One year ago, head of AT&T Directory Operations Dennis Payne (apropos to the previous post) mentioned during his DDC keynote address that AT&T would push hard on bringing directory listings to new formats, most notably IPTV. Then last march at the Drilling Down on Local conference, Yellowpages.com CMO Matt Crowley presented some mock-ups of screenshots of how this might look as a feature on AT&T’s IPTV service (U-verse).
Now this week, as AT&T announced a milestone in IPTV subscribers, the first publicly available screenshots have begun to emerge showing the IYP module that can be found within the U-verse service package (Sebastien Provencher has screenshots).
This brings up an interesting point about the way things are moving: If you look at online video, a content format traditionally owned by the living room is gaining ground and finding new use cases on the PC. Now we also have things moving in the other direction, where IYP content is moving onto the television (media cross-pollination, as I like to call it).
These cases follow a general trend where content is becoming more and more pervasive across devices. This is at the heart of the bundled services (“triple play“) battle being waged by telcos and cable companies. It’s also behind the “platform agnosticism” you hear in nearly every business presentation given these days. This has evolved into the “three screen strategy” that many content providers, including Yellowpages.com, are touting to get in front of users with a continuity of services across mobile devices, PCs and televisions.
For U-Verse, IYP integration would be analogous to MSOs’ (most notably Comcast) integration of local classifieds ads that are browsable through the on-demand programming menu. Like Comcast, the challenge for AT&T will be creating an interface controlled by a television remote that isn’t so cumbersome as a departure from the way users are accustomed to searching or browsing online.

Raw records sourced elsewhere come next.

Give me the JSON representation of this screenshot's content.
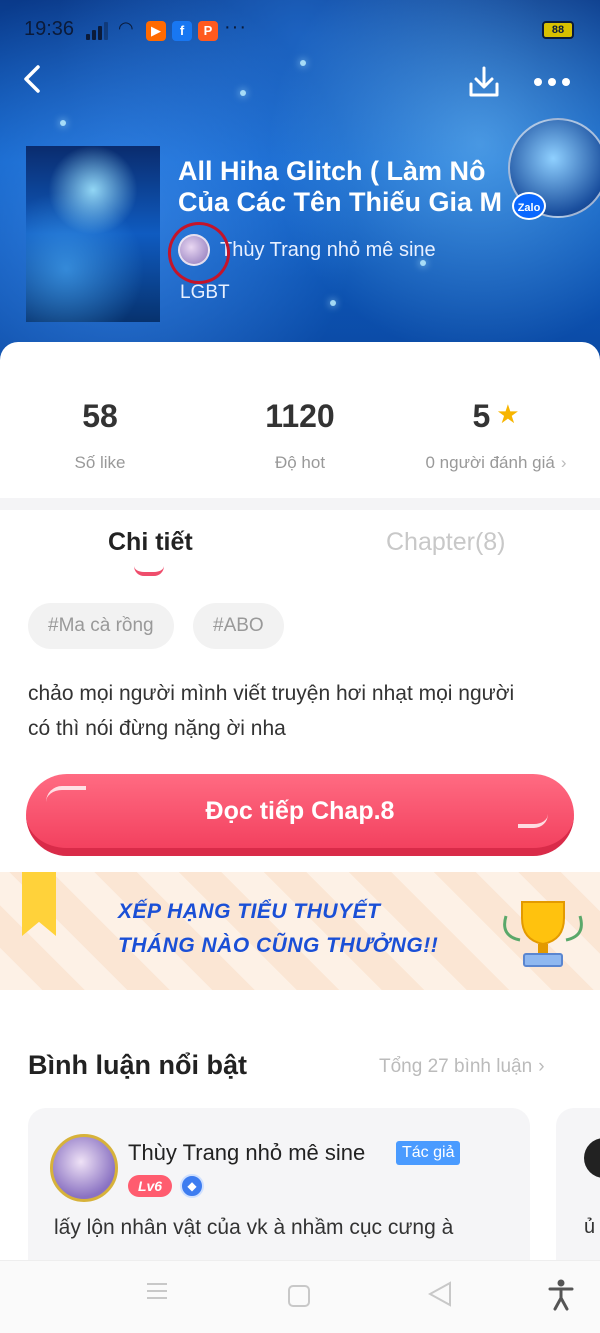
{
  "status_bar": {
    "time": "19:36",
    "more": "···",
    "battery": "88",
    "app_icons": [
      "media-icon",
      "facebook-icon",
      "p-icon"
    ]
  },
  "header": {
    "title_line1": "All Hiha Glitch ( Làm Nô",
    "title_line2": "Của Các Tên Thiếu Gia M",
    "author": "Thùy Trang nhỏ mê sine",
    "genre": "LGBT",
    "zalo_label": "Zalo"
  },
  "stats": {
    "likes_value": "58",
    "likes_label": "Số like",
    "hot_value": "1120",
    "hot_label": "Độ hot",
    "rating_value": "5",
    "rating_label": "0 người đánh giá"
  },
  "tabs": {
    "detail": "Chi tiết",
    "chapter": "Chapter(8)"
  },
  "tags": [
    "#Ma cà rồng",
    "#ABO"
  ],
  "description_line1": "chảo mọi người mình viết truyện hơi nhạt mọi người",
  "description_line2": "có thì nói đừng nặng ời nha",
  "read_button": "Đọc tiếp Chap.8",
  "banner": {
    "line1": "XẾP HẠNG TIỂU THUYẾT",
    "line2": "THÁNG NÀO CŨNG THƯỞNG!!"
  },
  "comments": {
    "title": "Bình luận nổi bật",
    "total": "Tổng 27 bình luận",
    "first": {
      "name": "Thùy Trang nhỏ mê sine",
      "badge": "Tác giả",
      "level": "Lv6",
      "text": "lấy lộn nhân vật của vk à nhầm cục cưng à"
    },
    "next_partial_text": "ủ"
  },
  "colors": {
    "accent": "#f3415f",
    "header_blue": "#0d5fc5",
    "banner_text": "#1a4fd6",
    "star": "#f7b500"
  }
}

Generally, this represents one of the challenges for IPTV and for online video that is shared between the PC and television (the first glimpse of which we’ve seen from Apple TV).
To really unlock the interactive potential of IPTV, will we have keyboards and mice in the living room? Likely not, but IPTV promises better interactive capabilities for searching for programming, directory content, classifieds and many other things (explained here). Will this hit a wall with the lacking interactivity of a television remote? Perhaps some sort of tablet device will be developed.

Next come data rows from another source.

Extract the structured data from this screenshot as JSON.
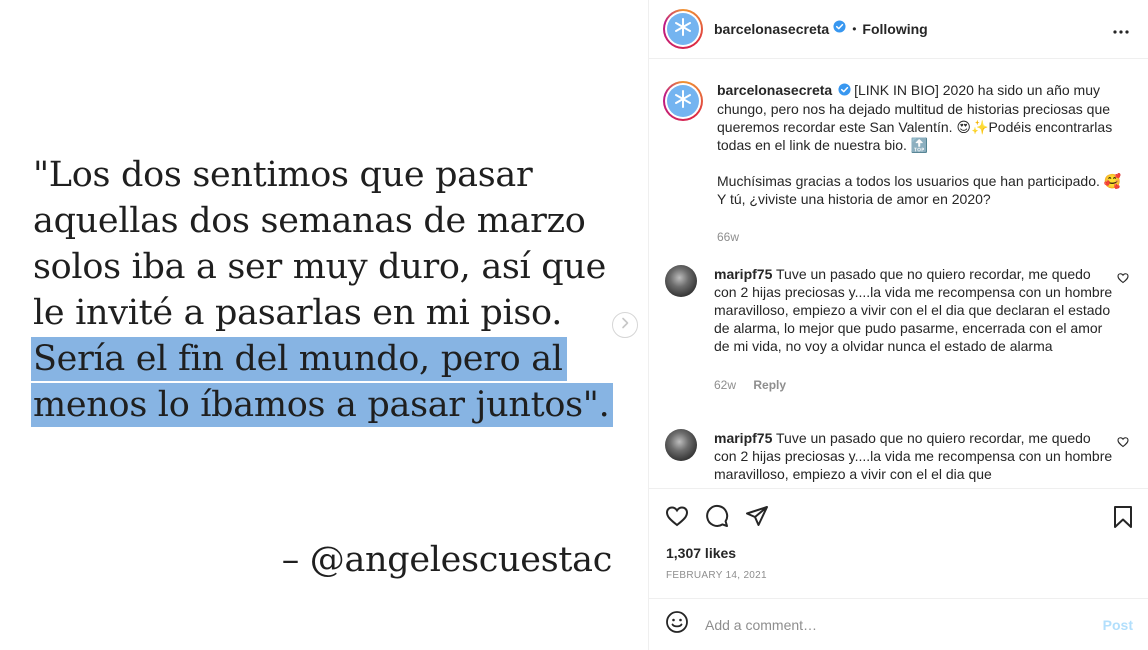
{
  "media": {
    "quote_lines": [
      "\"Los dos sentimos que pasar",
      "aquellas dos semanas de marzo",
      "solos iba a ser muy duro, así que",
      "le invité a pasarlas en mi piso."
    ],
    "highlight_lines": [
      "Sería el fin del mundo, pero al",
      "menos lo íbamos a pasar juntos\"."
    ],
    "signature": "– @angelescuestac",
    "highlight_color": "#87b4e3"
  },
  "header": {
    "username": "barcelonasecreta",
    "separator": "•",
    "follow_status": "Following"
  },
  "caption": {
    "username": "barcelonasecreta",
    "paragraph1": "[LINK IN BIO] 2020 ha sido un año muy chungo, pero nos ha dejado multitud de historias preciosas que queremos recordar este San Valentín. 😍✨Podéis encontrarlas todas en el link de nuestra bio. 🔝",
    "paragraph2": "Muchísimas gracias a todos los usuarios que han participado. 🥰 Y tú, ¿viviste una historia de amor en 2020?",
    "time": "66w"
  },
  "comments": [
    {
      "username": "maripf75",
      "text": "Tuve un pasado que no quiero recordar, me quedo con 2 hijas preciosas y....la vida me recompensa con un hombre maravilloso, empiezo a vivir con el el dia que declaran el estado de alarma, lo mejor que pudo pasarme, encerrada con el amor de mi vida, no voy a olvidar nunca el estado de alarma",
      "time": "62w",
      "reply": "Reply"
    },
    {
      "username": "maripf75",
      "text": "Tuve un pasado que no quiero recordar, me quedo con 2 hijas preciosas y....la vida me recompensa con un hombre maravilloso, empiezo a vivir con el el dia que"
    }
  ],
  "actions": {
    "likes": "1,307 likes",
    "date": "February 14, 2021"
  },
  "composer": {
    "placeholder": "Add a comment…",
    "post_label": "Post"
  },
  "colors": {
    "verified": "#3897f0",
    "avatar": "#74b4f0",
    "post_disabled": "#b2dffc",
    "muted": "#8e8e8e"
  }
}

As these questions are answered and as more content is available in more interactive ways on IPTV, usage will likely increase for IYP content, and other local search applications could find a home there. From this, a new local search use case could emerge, and advertiser demand could likewise grow, as it has online.
If this becomes a media outlet where consumers search for and find things locally, it should join cross-platform selling efforts of directory publishers. AT&T Advertising & Publishing is in a unique position in having a direct channel into U-verse. No other directory publisher has this, but partnerships will likely form to bring competitive branded IYP modules to other IPTV providers (ironically, Verizon), and possibly cable providers as well.
One of the biggest challenges, as with online video and performance-based ads, will be selling new ad units to small businesses. Cross-platform ad selling is being talked about more and more by directory publishers and possibly being embraced, finally, in earnest. This was a theme at last week’s joint ADP/ADM event, which John Kelsey attended and wrote about, and one that will be addressed at next week’s DDC conference.
This is also an important theme that will be raised in two part series of reports, the first of which will publish next week, on the challenges in selling online performance-based advertising and other bundled ad units to SMBs. We hope to hear your opinions on these topics.
Related: Following are related conference sessions at DDC next week:
Wednesday, Sept. 19, 2007
9:30 am – 10:30 am
Selling Search, SEO and Performance-Based Advertising
Yellow Pages publishers are staking much of their future online growth on selling access to traffic acquired through reseller relationships with major search engines. This panel will outline the challenges involved in selling search and look at how publishers have moved up the learning curve.
Daniel Deal, VP, Local Sales, Yellowpages.com
Kirsten Mangers, Cofounder and CEO, WebVisible
Alexandre Rambaud, Founder, Chairman and CEO, AgendiZe
Neil Salvage, Executive VP Sales and Service, Citysearch
11:00am – 12:00PM
The Evolution of 3-D, Video and Audio — The Future of Rich Media and Yellow Pages
Imagine moving from an aerial photo map view of a listed business in your hometown, moving down to the street level, then navigating through a 3-D rendering of the street the business is located on, then entering the store and viewing a video tour of the business, complete with a message from the owner on current special offers. Top it all off by making an online transaction — say scheduling a hair cut and redeeming a coupon for 10 percent off the price. All this is possible today, and much of it is happening. The question is, will this ever become the typical online directory search experience? We will put this question to a panel of leading-edge thinkers on online Yellow Pages and local search.
Rob Angel, Vice President, Merchant Product, Citysearch
Jeff Folckemer, Executive VP and COO, White Directory Publishers
John McWeeny, Senior VP, Business Development, TurnHere.com